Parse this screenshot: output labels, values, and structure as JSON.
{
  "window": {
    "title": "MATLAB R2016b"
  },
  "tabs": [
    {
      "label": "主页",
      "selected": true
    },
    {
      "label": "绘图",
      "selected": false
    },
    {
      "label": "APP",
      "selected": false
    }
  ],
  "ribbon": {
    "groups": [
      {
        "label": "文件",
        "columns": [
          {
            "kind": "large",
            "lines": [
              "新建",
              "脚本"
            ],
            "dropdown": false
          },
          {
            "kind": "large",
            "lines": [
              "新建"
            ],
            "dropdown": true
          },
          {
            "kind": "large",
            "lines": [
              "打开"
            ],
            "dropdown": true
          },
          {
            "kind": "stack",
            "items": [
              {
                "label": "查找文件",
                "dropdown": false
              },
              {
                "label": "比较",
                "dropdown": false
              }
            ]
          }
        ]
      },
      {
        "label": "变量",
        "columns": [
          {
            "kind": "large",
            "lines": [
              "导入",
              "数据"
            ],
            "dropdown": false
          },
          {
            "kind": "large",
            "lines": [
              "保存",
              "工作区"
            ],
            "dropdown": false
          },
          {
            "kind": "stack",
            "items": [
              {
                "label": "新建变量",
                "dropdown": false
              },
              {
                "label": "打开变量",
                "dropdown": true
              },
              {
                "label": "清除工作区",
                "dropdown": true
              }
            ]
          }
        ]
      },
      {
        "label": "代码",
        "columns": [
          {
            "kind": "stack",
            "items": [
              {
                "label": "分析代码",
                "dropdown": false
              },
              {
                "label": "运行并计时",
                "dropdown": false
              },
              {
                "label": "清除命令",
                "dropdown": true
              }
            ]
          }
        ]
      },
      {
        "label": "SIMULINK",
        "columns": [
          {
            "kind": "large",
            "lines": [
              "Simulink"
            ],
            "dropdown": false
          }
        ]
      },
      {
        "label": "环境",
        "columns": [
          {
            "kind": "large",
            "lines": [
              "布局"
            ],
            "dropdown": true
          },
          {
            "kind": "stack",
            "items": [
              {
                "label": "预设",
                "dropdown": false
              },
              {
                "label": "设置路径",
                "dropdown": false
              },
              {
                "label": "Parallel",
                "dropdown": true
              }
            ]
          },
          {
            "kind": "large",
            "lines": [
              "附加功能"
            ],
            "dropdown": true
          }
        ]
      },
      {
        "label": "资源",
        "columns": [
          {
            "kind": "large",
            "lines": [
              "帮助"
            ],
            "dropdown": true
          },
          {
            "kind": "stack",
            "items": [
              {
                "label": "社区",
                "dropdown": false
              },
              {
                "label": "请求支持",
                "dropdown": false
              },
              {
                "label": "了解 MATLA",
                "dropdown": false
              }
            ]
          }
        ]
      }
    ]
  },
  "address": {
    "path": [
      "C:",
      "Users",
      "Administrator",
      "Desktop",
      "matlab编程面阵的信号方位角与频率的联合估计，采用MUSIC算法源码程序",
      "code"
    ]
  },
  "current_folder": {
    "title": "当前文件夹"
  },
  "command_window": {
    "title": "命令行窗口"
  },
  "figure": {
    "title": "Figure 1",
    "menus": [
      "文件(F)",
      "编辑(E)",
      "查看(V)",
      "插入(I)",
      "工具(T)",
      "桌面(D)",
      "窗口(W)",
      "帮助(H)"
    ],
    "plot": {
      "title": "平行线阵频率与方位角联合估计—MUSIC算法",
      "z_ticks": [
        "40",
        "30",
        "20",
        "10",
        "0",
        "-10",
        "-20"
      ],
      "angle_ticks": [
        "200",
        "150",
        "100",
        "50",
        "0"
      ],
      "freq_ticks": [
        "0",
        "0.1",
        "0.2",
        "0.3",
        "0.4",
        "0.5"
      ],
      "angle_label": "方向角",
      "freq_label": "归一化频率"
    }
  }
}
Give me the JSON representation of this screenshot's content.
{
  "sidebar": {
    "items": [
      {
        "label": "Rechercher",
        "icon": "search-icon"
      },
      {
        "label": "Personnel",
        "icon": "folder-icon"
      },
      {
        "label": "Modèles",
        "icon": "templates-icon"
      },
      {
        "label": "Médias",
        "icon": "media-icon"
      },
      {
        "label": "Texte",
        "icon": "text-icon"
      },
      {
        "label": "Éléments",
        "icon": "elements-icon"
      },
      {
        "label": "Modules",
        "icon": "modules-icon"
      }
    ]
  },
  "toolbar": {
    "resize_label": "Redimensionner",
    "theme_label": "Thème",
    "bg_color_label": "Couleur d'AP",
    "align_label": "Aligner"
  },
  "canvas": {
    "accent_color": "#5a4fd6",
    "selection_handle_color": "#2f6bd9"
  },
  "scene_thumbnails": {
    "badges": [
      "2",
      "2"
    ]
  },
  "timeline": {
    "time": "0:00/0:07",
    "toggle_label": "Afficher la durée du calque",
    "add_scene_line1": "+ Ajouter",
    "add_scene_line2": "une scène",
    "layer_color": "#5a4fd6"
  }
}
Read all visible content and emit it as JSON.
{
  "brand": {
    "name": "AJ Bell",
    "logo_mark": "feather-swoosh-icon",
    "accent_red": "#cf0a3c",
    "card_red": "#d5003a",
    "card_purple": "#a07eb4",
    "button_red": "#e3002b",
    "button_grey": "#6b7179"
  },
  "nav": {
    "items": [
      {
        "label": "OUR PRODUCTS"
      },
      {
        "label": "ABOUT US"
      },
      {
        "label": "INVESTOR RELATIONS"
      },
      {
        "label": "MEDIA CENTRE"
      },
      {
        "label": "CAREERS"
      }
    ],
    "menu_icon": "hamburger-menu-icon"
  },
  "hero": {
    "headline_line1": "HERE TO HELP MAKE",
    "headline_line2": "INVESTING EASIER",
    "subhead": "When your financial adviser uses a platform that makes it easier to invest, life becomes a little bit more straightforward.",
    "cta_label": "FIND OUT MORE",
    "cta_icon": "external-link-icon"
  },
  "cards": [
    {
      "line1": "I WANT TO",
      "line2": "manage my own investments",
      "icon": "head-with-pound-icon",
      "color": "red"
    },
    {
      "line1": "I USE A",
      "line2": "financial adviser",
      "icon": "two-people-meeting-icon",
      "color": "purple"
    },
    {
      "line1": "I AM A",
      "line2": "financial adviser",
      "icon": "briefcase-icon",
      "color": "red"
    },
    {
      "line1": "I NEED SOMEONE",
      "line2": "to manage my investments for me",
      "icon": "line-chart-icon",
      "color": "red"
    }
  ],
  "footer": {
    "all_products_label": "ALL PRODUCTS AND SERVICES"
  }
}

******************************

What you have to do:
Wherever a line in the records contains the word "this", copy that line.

Expected answer:
Parse this screenshot: output labels, values, and structure as JSON.
Give me the JSON representation of this screenshot's content.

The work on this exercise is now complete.